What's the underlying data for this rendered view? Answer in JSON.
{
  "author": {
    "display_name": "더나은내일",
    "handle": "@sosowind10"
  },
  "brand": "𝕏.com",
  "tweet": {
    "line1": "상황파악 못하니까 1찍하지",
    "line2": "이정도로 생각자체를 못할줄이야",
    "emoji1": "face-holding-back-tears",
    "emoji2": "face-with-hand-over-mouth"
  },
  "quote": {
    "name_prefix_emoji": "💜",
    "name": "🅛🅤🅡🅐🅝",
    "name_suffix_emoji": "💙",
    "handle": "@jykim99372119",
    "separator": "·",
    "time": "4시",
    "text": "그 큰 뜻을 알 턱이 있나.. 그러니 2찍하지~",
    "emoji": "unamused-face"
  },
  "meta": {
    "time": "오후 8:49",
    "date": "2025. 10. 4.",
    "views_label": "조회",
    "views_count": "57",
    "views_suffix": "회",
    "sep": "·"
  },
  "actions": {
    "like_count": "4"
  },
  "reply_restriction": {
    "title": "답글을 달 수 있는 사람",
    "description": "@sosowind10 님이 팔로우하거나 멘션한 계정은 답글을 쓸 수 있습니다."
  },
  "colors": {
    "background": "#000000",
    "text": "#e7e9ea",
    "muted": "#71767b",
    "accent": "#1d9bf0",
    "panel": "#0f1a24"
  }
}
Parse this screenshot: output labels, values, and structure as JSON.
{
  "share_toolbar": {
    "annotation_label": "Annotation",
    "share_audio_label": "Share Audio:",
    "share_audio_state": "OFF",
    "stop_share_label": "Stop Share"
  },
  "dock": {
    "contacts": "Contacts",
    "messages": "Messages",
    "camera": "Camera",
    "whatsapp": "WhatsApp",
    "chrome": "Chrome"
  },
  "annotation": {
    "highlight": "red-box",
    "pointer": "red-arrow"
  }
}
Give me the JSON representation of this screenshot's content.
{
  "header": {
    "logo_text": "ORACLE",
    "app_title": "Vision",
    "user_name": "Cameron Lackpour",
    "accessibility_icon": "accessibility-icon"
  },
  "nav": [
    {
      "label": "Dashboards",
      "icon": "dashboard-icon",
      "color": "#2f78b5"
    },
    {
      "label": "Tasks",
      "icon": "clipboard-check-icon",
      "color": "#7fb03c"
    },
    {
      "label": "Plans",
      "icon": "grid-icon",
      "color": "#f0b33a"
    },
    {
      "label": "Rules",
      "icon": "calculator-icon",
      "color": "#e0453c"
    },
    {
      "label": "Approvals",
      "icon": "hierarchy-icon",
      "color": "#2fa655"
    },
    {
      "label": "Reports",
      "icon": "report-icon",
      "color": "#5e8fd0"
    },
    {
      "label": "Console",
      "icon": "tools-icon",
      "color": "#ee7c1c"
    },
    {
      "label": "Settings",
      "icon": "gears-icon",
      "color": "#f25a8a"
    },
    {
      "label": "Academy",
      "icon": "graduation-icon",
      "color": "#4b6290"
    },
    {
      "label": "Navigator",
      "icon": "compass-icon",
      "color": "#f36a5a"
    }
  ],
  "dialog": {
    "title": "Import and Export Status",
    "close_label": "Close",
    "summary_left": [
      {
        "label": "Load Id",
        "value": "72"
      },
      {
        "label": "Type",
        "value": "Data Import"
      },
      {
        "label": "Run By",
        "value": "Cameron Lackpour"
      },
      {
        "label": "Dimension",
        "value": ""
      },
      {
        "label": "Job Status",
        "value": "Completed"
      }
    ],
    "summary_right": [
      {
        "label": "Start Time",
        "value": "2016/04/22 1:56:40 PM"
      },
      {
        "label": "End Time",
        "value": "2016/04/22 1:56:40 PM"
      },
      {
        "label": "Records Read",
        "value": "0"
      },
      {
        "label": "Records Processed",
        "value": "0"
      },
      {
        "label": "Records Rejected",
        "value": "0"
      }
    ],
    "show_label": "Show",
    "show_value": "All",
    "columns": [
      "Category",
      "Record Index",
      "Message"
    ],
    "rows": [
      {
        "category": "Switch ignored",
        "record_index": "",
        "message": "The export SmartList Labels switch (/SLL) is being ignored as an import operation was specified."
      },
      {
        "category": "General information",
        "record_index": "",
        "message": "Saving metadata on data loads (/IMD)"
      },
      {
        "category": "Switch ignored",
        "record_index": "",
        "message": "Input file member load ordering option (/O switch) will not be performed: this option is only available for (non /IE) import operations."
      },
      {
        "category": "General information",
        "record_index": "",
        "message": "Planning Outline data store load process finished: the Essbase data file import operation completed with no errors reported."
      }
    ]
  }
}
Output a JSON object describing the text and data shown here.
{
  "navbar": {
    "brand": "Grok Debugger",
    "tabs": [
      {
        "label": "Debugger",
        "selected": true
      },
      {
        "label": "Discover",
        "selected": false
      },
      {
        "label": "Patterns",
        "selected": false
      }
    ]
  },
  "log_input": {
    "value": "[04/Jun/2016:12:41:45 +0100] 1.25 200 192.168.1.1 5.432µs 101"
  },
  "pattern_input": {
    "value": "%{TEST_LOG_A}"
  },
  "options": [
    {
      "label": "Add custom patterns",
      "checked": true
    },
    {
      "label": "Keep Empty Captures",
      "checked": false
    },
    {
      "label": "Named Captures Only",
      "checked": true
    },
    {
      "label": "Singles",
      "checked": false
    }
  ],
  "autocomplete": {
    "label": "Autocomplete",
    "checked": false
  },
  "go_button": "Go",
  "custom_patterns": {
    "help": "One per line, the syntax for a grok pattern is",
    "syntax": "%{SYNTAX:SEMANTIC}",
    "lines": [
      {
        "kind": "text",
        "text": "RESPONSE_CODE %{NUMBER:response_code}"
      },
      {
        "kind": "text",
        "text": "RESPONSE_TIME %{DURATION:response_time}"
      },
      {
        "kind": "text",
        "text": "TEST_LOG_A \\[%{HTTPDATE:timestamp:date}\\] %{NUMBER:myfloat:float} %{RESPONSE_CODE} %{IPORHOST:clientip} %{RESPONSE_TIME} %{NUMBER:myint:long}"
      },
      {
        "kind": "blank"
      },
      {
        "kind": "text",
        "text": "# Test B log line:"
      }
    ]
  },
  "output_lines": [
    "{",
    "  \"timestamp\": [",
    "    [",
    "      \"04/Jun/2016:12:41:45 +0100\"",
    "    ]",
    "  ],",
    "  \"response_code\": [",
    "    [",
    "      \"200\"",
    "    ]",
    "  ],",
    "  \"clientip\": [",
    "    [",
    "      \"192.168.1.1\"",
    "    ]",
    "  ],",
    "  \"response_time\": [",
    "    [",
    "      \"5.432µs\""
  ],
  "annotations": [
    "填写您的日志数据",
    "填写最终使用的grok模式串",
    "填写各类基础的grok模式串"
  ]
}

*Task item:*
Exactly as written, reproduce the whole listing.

*Response area:*
What's the underlying data for this rendered view? Answer in JSON.
{
  "author": {
    "display_name": "더나은내일",
    "handle": "@sosowind10"
  },
  "brand": "𝕏.com",
  "tweet": {
    "line1": "상황파악 못하니까 1찍하지",
    "line2": "이정도로 생각자체를 못할줄이야",
    "emoji1": "face-holding-back-tears",
    "emoji2": "face-with-hand-over-mouth"
  },
  "quote": {
    "name_prefix_emoji": "💜",
    "name": "🅛🅤🅡🅐🅝",
    "name_suffix_emoji": "💙",
    "handle": "@jykim99372119",
    "separator": "·",
    "time": "4시",
    "text": "그 큰 뜻을 알 턱이 있나.. 그러니 2찍하지~",
    "emoji": "unamused-face"
  },
  "meta": {
    "time": "오후 8:49",
    "date": "2025. 10. 4.",
    "views_label": "조회",
    "views_count": "57",
    "views_suffix": "회",
    "sep": "·"
  },
  "actions": {
    "like_count": "4"
  },
  "reply_restriction": {
    "title": "답글을 달 수 있는 사람",
    "description": "@sosowind10 님이 팔로우하거나 멘션한 계정은 답글을 쓸 수 있습니다."
  },
  "colors": {
    "background": "#000000",
    "text": "#e7e9ea",
    "muted": "#71767b",
    "accent": "#1d9bf0",
    "panel": "#0f1a24"
  }
}
Parse this screenshot: output labels, values, and structure as JSON.
{
  "share_toolbar": {
    "annotation_label": "Annotation",
    "share_audio_label": "Share Audio:",
    "share_audio_state": "OFF",
    "stop_share_label": "Stop Share"
  },
  "dock": {
    "contacts": "Contacts",
    "messages": "Messages",
    "camera": "Camera",
    "whatsapp": "WhatsApp",
    "chrome": "Chrome"
  },
  "annotation": {
    "highlight": "red-box",
    "pointer": "red-arrow"
  }
}
Give me the JSON representation of this screenshot's content.
{
  "header": {
    "logo_text": "ORACLE",
    "app_title": "Vision",
    "user_name": "Cameron Lackpour",
    "accessibility_icon": "accessibility-icon"
  },
  "nav": [
    {
      "label": "Dashboards",
      "icon": "dashboard-icon",
      "color": "#2f78b5"
    },
    {
      "label": "Tasks",
      "icon": "clipboard-check-icon",
      "color": "#7fb03c"
    },
    {
      "label": "Plans",
      "icon": "grid-icon",
      "color": "#f0b33a"
    },
    {
      "label": "Rules",
      "icon": "calculator-icon",
      "color": "#e0453c"
    },
    {
      "label": "Approvals",
      "icon": "hierarchy-icon",
      "color": "#2fa655"
    },
    {
      "label": "Reports",
      "icon": "report-icon",
      "color": "#5e8fd0"
    },
    {
      "label": "Console",
      "icon": "tools-icon",
      "color": "#ee7c1c"
    },
    {
      "label": "Settings",
      "icon": "gears-icon",
      "color": "#f25a8a"
    },
    {
      "label": "Academy",
      "icon": "graduation-icon",
      "color": "#4b6290"
    },
    {
      "label": "Navigator",
      "icon": "compass-icon",
      "color": "#f36a5a"
    }
  ],
  "dialog": {
    "title": "Import and Export Status",
    "close_label": "Close",
    "summary_left": [
      {
        "label": "Load Id",
        "value": "72"
      },
      {
        "label": "Type",
        "value": "Data Import"
      },
      {
        "label": "Run By",
        "value": "Cameron Lackpour"
      },
      {
        "label": "Dimension",
        "value": ""
      },
      {
        "label": "Job Status",
        "value": "Completed"
      }
    ],
    "summary_right": [
      {
        "label": "Start Time",
        "value": "2016/04/22 1:56:40 PM"
      },
      {
        "label": "End Time",
        "value": "2016/04/22 1:56:40 PM"
      },
      {
        "label": "Records Read",
        "value": "0"
      },
      {
        "label": "Records Processed",
        "value": "0"
      },
      {
        "label": "Records Rejected",
        "value": "0"
      }
    ],
    "show_label": "Show",
    "show_value": "All",
    "columns": [
      "Category",
      "Record Index",
      "Message"
    ],
    "rows": [
      {
        "category": "Switch ignored",
        "record_index": "",
        "message": "The export SmartList Labels switch (/SLL) is being ignored as an import operation was specified."
      },
      {
        "category": "General information",
        "record_index": "",
        "message": "Saving metadata on data loads (/IMD)"
      },
      {
        "category": "Switch ignored",
        "record_index": "",
        "message": "Input file member load ordering option (/O switch) will not be performed: this option is only available for (non /IE) import operations."
      },
      {
        "category": "General information",
        "record_index": "",
        "message": "Planning Outline data store load process finished: the Essbase data file import operation completed with no errors reported."
      }
    ]
  }
}
Output a JSON object describing the text and data shown here.
{
  "navbar": {
    "brand": "Grok Debugger",
    "tabs": [
      {
        "label": "Debugger",
        "selected": true
      },
      {
        "label": "Discover",
        "selected": false
      },
      {
        "label": "Patterns",
        "selected": false
      }
    ]
  },
  "log_input": {
    "value": "[04/Jun/2016:12:41:45 +0100] 1.25 200 192.168.1.1 5.432µs 101"
  },
  "pattern_input": {
    "value": "%{TEST_LOG_A}"
  },
  "options": [
    {
      "label": "Add custom patterns",
      "checked": true
    },
    {
      "label": "Keep Empty Captures",
      "checked": false
    },
    {
      "label": "Named Captures Only",
      "checked": true
    },
    {
      "label": "Singles",
      "checked": false
    }
  ],
  "autocomplete": {
    "label": "Autocomplete",
    "checked": false
  },
  "go_button": "Go",
  "custom_patterns": {
    "help": "One per line, the syntax for a grok pattern is",
    "syntax": "%{SYNTAX:SEMANTIC}",
    "lines": [
      {
        "kind": "text",
        "text": "RESPONSE_CODE %{NUMBER:response_code}"
      },
      {
        "kind": "text",
        "text": "RESPONSE_TIME %{DURATION:response_time}"
      },
      {
        "kind": "text",
        "text": "TEST_LOG_A \\[%{HTTPDATE:timestamp:date}\\] %{NUMBER:myfloat:float} %{RESPONSE_CODE} %{IPORHOST:clientip} %{RESPONSE_TIME} %{NUMBER:myint:long}"
      },
      {
        "kind": "blank"
      },
      {
        "kind": "text",
        "text": "# Test B log line:"
      }
    ]
  },
  "output_lines": [
    "{",
    "  \"timestamp\": [",
    "    [",
    "      \"04/Jun/2016:12:41:45 +0100\"",
    "    ]",
    "  ],",
    "  \"response_code\": [",
    "    [",
    "      \"200\"",
    "    ]",
    "  ],",
    "  \"clientip\": [",
    "    [",
    "      \"192.168.1.1\"",
    "    ]",
    "  ],",
    "  \"response_time\": [",
    "    [",
    "      \"5.432µs\""
  ],
  "annotations": [
    "填写您的日志数据",
    "填写最终使用的grok模式串",
    "填写各类基础的grok模式串"
  ]
}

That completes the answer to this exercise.